Work through the records below and copy every line that includes "pores".

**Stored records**
□ □ □ □ □ □ □
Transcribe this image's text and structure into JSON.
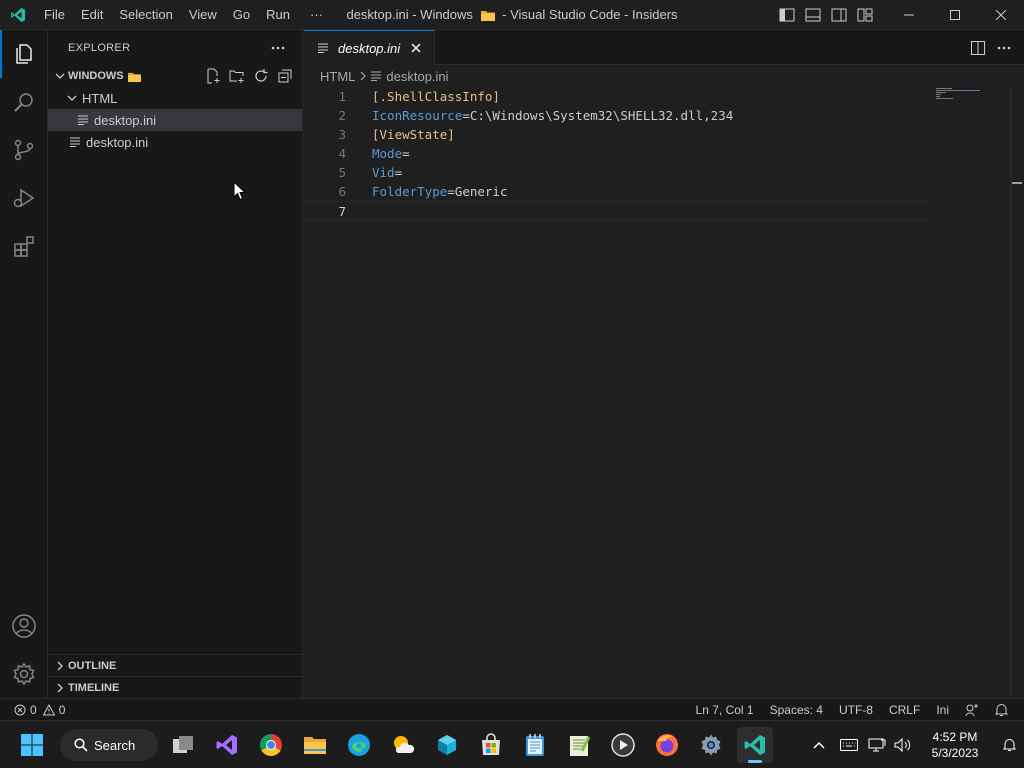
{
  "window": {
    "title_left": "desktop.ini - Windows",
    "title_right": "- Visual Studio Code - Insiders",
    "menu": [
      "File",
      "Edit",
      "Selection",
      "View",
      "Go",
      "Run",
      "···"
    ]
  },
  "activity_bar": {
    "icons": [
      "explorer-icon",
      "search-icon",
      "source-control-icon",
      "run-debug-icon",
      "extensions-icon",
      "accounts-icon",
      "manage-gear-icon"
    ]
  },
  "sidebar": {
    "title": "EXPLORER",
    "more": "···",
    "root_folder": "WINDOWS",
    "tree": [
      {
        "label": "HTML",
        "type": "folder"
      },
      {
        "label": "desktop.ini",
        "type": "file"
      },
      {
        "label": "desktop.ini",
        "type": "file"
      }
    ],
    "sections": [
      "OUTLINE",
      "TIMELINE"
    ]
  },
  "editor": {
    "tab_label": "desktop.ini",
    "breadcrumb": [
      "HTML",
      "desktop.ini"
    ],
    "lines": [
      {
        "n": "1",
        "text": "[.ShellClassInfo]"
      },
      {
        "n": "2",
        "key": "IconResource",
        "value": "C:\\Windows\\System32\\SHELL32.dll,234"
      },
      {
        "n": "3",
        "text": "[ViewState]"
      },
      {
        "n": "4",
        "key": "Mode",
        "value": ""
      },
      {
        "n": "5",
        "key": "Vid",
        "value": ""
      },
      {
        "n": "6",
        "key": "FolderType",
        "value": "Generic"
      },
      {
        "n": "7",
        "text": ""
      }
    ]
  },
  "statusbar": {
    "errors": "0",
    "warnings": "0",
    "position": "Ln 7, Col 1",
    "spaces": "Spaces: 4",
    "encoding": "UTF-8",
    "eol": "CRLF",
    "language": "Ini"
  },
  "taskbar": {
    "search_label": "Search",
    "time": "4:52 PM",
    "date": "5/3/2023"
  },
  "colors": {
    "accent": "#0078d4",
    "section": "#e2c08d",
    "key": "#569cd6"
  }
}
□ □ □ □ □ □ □
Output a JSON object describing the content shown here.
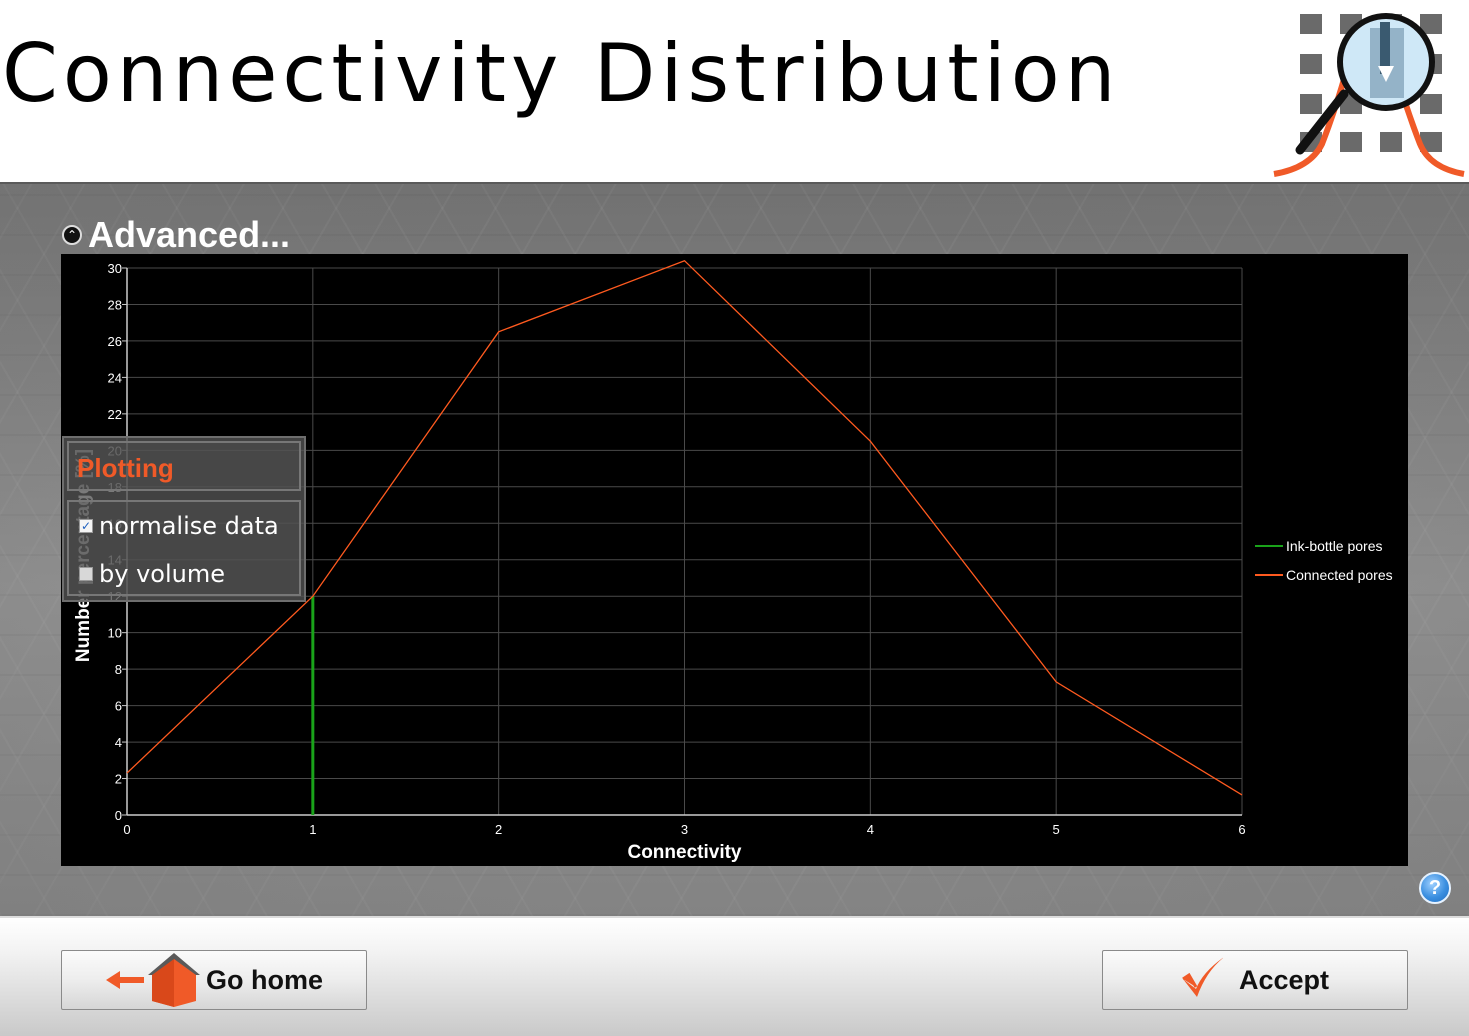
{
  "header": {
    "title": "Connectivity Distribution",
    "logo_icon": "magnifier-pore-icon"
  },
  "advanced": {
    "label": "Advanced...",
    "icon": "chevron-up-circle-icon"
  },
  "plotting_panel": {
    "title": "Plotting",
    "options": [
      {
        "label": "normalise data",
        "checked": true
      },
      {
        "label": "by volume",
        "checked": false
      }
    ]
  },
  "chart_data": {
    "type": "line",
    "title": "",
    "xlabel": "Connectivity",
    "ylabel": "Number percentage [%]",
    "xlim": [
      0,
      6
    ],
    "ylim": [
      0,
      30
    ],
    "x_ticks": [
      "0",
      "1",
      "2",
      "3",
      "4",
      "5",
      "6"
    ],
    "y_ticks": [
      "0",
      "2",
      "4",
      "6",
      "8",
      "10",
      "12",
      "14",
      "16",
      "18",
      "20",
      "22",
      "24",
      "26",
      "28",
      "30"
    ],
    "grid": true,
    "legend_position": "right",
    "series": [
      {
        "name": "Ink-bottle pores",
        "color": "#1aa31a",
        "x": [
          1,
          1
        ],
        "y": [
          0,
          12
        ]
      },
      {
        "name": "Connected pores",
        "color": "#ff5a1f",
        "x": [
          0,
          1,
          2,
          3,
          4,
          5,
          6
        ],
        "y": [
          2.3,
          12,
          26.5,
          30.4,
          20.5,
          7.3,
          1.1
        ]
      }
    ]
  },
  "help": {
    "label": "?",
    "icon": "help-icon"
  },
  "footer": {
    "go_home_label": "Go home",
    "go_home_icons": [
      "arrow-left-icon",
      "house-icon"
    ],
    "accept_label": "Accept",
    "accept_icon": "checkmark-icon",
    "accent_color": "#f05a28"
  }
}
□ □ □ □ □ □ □
**Finished task**
        "name": "Ink-bottle pores",
        "name": "Connected pores",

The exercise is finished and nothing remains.